### EXERCISE AIM
Below are records to return verbatim; the pictures are to be dropped.
● ● ● ● ●
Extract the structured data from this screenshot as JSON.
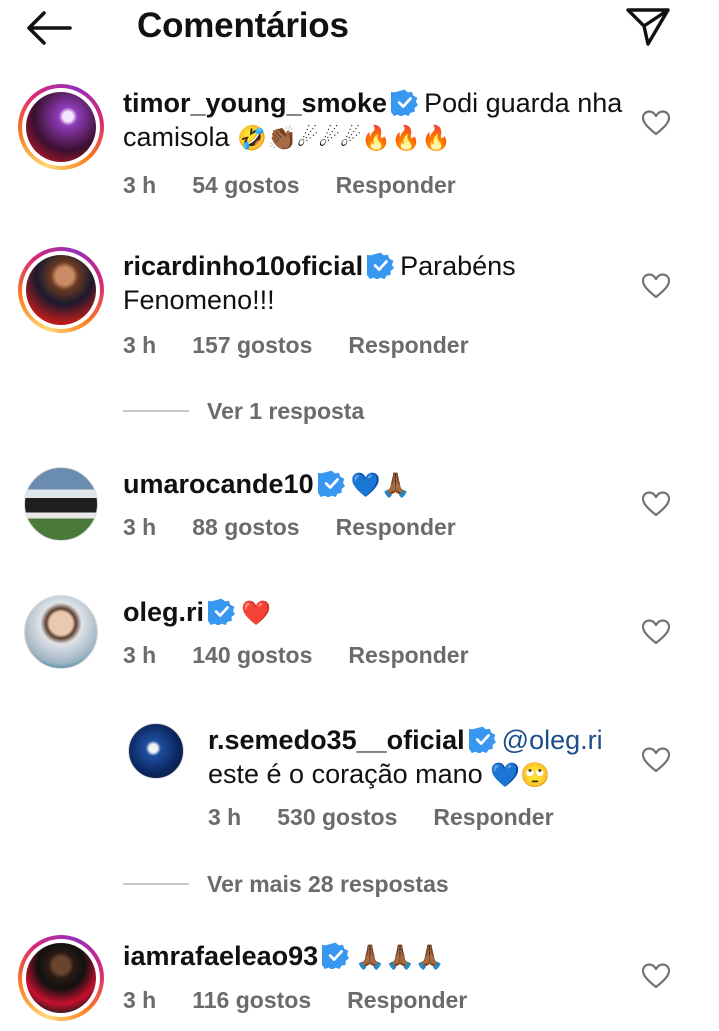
{
  "header": {
    "title": "Comentários"
  },
  "comments": [
    {
      "username": "timor_young_smoke",
      "text": "Podi guarda nha camisola",
      "emojis": "🤣👏🏾☄☄☄🔥🔥🔥",
      "time": "3 h",
      "likes": "54 gostos",
      "reply_label": "Responder"
    },
    {
      "username": "ricardinho10oficial",
      "text": "Parabéns Fenomeno!!!",
      "time": "3 h",
      "likes": "157 gostos",
      "reply_label": "Responder",
      "view_replies": "Ver 1 resposta"
    },
    {
      "username": "umarocande10",
      "text": "",
      "emojis": "💙🙏🏾",
      "time": "3 h",
      "likes": "88 gostos",
      "reply_label": "Responder"
    },
    {
      "username": "oleg.ri",
      "text": "",
      "emojis": "❤️",
      "time": "3 h",
      "likes": "140 gostos",
      "reply_label": "Responder"
    },
    {
      "username": "iamrafaeleao93",
      "text": "",
      "emojis": "🙏🏾🙏🏾🙏🏾",
      "time": "3 h",
      "likes": "116 gostos",
      "reply_label": "Responder"
    }
  ],
  "reply": {
    "username": "r.semedo35__oficial",
    "mention": "@oleg.ri",
    "text": "este é o coração mano",
    "emojis": "💙🙄",
    "time": "3 h",
    "likes": "530 gostos",
    "reply_label": "Responder"
  },
  "view_more_replies": "Ver mais 28 respostas",
  "icons": {
    "back": "arrow-left-icon",
    "send": "paper-plane-icon",
    "like": "heart-outline-icon",
    "verified": "verified-badge-icon"
  },
  "colors": {
    "verified": "#3897f0",
    "meta_text": "#6b6b6b",
    "mention": "#1d4e89"
  }
}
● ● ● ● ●
### YOUR RESPONSE
Extract the structured data from this screenshot as JSON.
{
  "header": {
    "title": "Comentários"
  },
  "comments": [
    {
      "username": "timor_young_smoke",
      "text": "Podi guarda nha camisola",
      "emojis": "🤣👏🏾☄☄☄🔥🔥🔥",
      "time": "3 h",
      "likes": "54 gostos",
      "reply_label": "Responder"
    },
    {
      "username": "ricardinho10oficial",
      "text": "Parabéns Fenomeno!!!",
      "time": "3 h",
      "likes": "157 gostos",
      "reply_label": "Responder",
      "view_replies": "Ver 1 resposta"
    },
    {
      "username": "umarocande10",
      "text": "",
      "emojis": "💙🙏🏾",
      "time": "3 h",
      "likes": "88 gostos",
      "reply_label": "Responder"
    },
    {
      "username": "oleg.ri",
      "text": "",
      "emojis": "❤️",
      "time": "3 h",
      "likes": "140 gostos",
      "reply_label": "Responder"
    },
    {
      "username": "iamrafaeleao93",
      "text": "",
      "emojis": "🙏🏾🙏🏾🙏🏾",
      "time": "3 h",
      "likes": "116 gostos",
      "reply_label": "Responder"
    }
  ],
  "reply": {
    "username": "r.semedo35__oficial",
    "mention": "@oleg.ri",
    "text": "este é o coração mano",
    "emojis": "💙🙄",
    "time": "3 h",
    "likes": "530 gostos",
    "reply_label": "Responder"
  },
  "view_more_replies": "Ver mais 28 respostas",
  "icons": {
    "back": "arrow-left-icon",
    "send": "paper-plane-icon",
    "like": "heart-outline-icon",
    "verified": "verified-badge-icon"
  },
  "colors": {
    "verified": "#3897f0",
    "meta_text": "#6b6b6b",
    "mention": "#1d4e89"
  }
}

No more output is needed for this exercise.